CommBank Kaching coming to Facebook

The Commonwealth Bank today announced that it will be bringing its Kaching banking app to Facebook.

The Commonwealth Bank today announced that it will be bringing its Kaching banking app to Facebook.

Kaching for Facebook will allow you to notify your friends whenever you make a payment. (Credit: Michelle Starr/CNET Australia)

Kaching will be accessible through Facebook's apps, and will allow Commonwealth Bank customers to do their banking from within Facebook.

CommBank was unwilling to say a great deal about it, at this time, but it did reveal that customers will be able to view balances and transactions, pay bills via BPAY, make third-party transactions protected by NetCode SMS and make real-time peer-to-peer payments to their Facebook friends.

And, when that's done, customers can post that information to their wall or a friend's wall.

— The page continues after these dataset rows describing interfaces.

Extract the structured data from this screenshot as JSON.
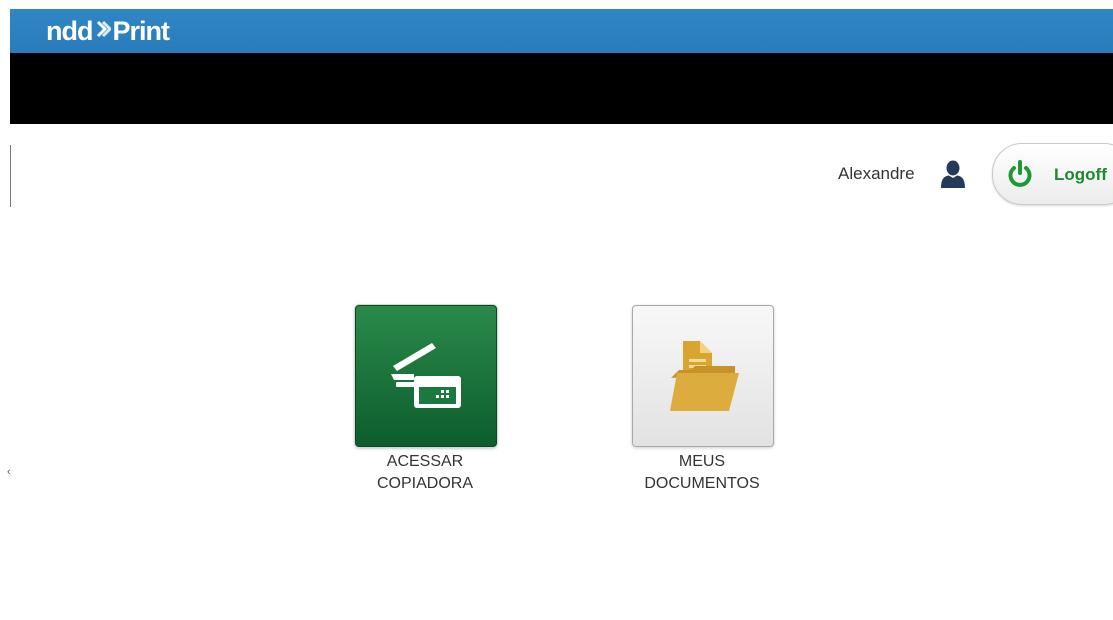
{
  "header": {
    "logo_part1": "ndd",
    "logo_part2": "Print",
    "background_color": "#2a7cba"
  },
  "user": {
    "name": "Alexandre",
    "icon": "user-icon"
  },
  "logoff": {
    "label": "Logoff",
    "icon": "power-icon",
    "color": "#1d8a2f"
  },
  "tiles": [
    {
      "id": "copy",
      "line1": "ACESSAR",
      "line2": "COPIADORA",
      "icon": "copier-icon",
      "color": "#0d5d2d"
    },
    {
      "id": "documents",
      "line1": "MEUS",
      "line2": "DOCUMENTOS",
      "icon": "folder-document-icon",
      "color": "#d4a530"
    }
  ]
}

Andy Lark, chief marketing and online officer, clarified that it would be mainly for social use — such as paying dues to a social group. "I could pay my plumber, but I wouldn't post that to my wall, because it's boring," he said.

The bank was also careful to explain that it was taking security very seriously, and that any unauthorised transactions would be 100 per cent covered by a security guarantee.

"The power of Facebook for payments is only now becoming clear. It will change banking for consumers and for small business — providing hundreds of thousands of merchants in Australia with full payment systems access. No matter how sophisticated a business' online presence is, they will now have access to a state of the art payments capability, making a level playing field for all," said David Lindberg, executive general manager cards payments and retail strategy.

CommBank couldn't give a concrete time frame, only saying that Kaching for Facebook would be rolled out sometime before the end of 2012.

Featured Video

We pummel the powder in Nissan's Winter Warrior concepts

Equipped with suspension lifts and actual tracks, these concepts are meant to reach places that no ordinary vehicle can.

by Jon Wong